Most days, I only get a few requests but some days the phone is ringing off the hook. I try to clear my inbox every day, too. Customer communication is my first priority, but not my only job.
The rest of the time, I am BUILDING!
An instructional designer is a fancy name for a multimedia author. I don’t just write text. I create interactive, online lessons, quizzes, tests, and work with a team to design courses for adult learners.
Right now I am focused on Social Studies with another designer who is based in Hawaii.
We divide up material to be created (right now lots of quizzes and practice tests), and the other team members provide editing and feedback.
Our materials adapt to the student, so the tests and quizzes we’ve been writing create individual learning plans to prepare students in different subjects.
We also share articles and videos about education, technology, and topical issues, discussing perspectives and ways we can incorporate best practices into our work.
True, occasionally me or my co-workers have kids at home during work time. But if you’ve ever met my children, the two of them together are like the Tazmanian devil. They will tear up the house if I don’t give them my full attention.
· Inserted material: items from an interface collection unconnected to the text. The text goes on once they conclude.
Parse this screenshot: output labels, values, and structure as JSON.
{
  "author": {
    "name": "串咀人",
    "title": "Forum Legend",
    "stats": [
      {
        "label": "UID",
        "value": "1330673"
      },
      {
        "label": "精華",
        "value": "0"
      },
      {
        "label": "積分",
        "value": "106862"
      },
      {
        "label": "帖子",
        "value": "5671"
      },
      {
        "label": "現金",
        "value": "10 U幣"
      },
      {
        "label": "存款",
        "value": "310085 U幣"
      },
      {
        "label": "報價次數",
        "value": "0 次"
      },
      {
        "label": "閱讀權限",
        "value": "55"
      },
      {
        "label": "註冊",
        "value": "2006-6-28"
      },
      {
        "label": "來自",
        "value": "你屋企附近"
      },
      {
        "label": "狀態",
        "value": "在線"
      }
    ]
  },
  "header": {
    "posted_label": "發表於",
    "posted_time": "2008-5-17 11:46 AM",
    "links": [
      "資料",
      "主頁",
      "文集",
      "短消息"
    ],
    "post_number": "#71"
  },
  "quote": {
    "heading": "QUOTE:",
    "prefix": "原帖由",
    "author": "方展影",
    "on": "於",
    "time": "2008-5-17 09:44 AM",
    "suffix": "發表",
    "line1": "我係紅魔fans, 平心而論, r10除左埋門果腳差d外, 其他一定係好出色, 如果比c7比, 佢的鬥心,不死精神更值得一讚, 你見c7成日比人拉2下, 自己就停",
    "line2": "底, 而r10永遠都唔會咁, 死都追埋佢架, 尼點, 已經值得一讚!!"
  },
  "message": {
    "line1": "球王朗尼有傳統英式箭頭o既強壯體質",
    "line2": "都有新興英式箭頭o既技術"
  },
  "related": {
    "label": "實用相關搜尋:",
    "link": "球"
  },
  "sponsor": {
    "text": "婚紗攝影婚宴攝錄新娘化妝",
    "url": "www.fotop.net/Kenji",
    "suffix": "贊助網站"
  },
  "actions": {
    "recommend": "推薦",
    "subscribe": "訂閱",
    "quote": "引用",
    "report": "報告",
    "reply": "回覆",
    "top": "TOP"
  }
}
On the other hand, I’m not tied to my phone and computer 24/7. Some people work like this, but not me. I protect my family time. After-hours calls automatically go to voice mail. When I’m off work, I’m unavailable.
Myth 2: I work part-time
My hours are 8:30am to 5:00pm weekdays, and some evenings.
I have to be responsive to the teachers, students, and design team. I have deadlines, meetings, provide trainings, and that definitely adds up to a full-time workload.
If I don’t “show up” or do my assigned work, it’s obvious pretty quickly.
While I’m not in the physical room with the team, they know whether or not I’m “there” on Skype, Google Hangouts, Google Docs, and Dropbox.
Truth: No Snow Days
Since I don’t have to commute, I don’t get snow days or most federal holidays. My office has a nice view of the houses and field across the street.
So what kind of projects do I work on?
Example 1: Grading Extended Responses
Essential Education is unique among adult education publishers in that our team grades all the Extended Responses that students submit online. I grade on Wednesday mornings, and we typically get 40-60 responses each day.
If I don’t get my responses graded, then it’s quickly obvious to the next in line if they log in and see 30 still to be graded!
Example 2: Tagging and Testing
This month we’re entering tons of metadata on lessons, tests, and quizzes in our new course management system.
It’s data entry–mindless and repetitive–but still engaging because I helped to build what we’re entering.
I do my best to keep myself entertained and focused. A couple weeks ago, I was adding lessons to a unit called “Social Studies Analysis.” To find “Analysis” I got to type “anal” over and over again, 25 times.
So that’s what I do all day: type “anal.” I love my job. No joke!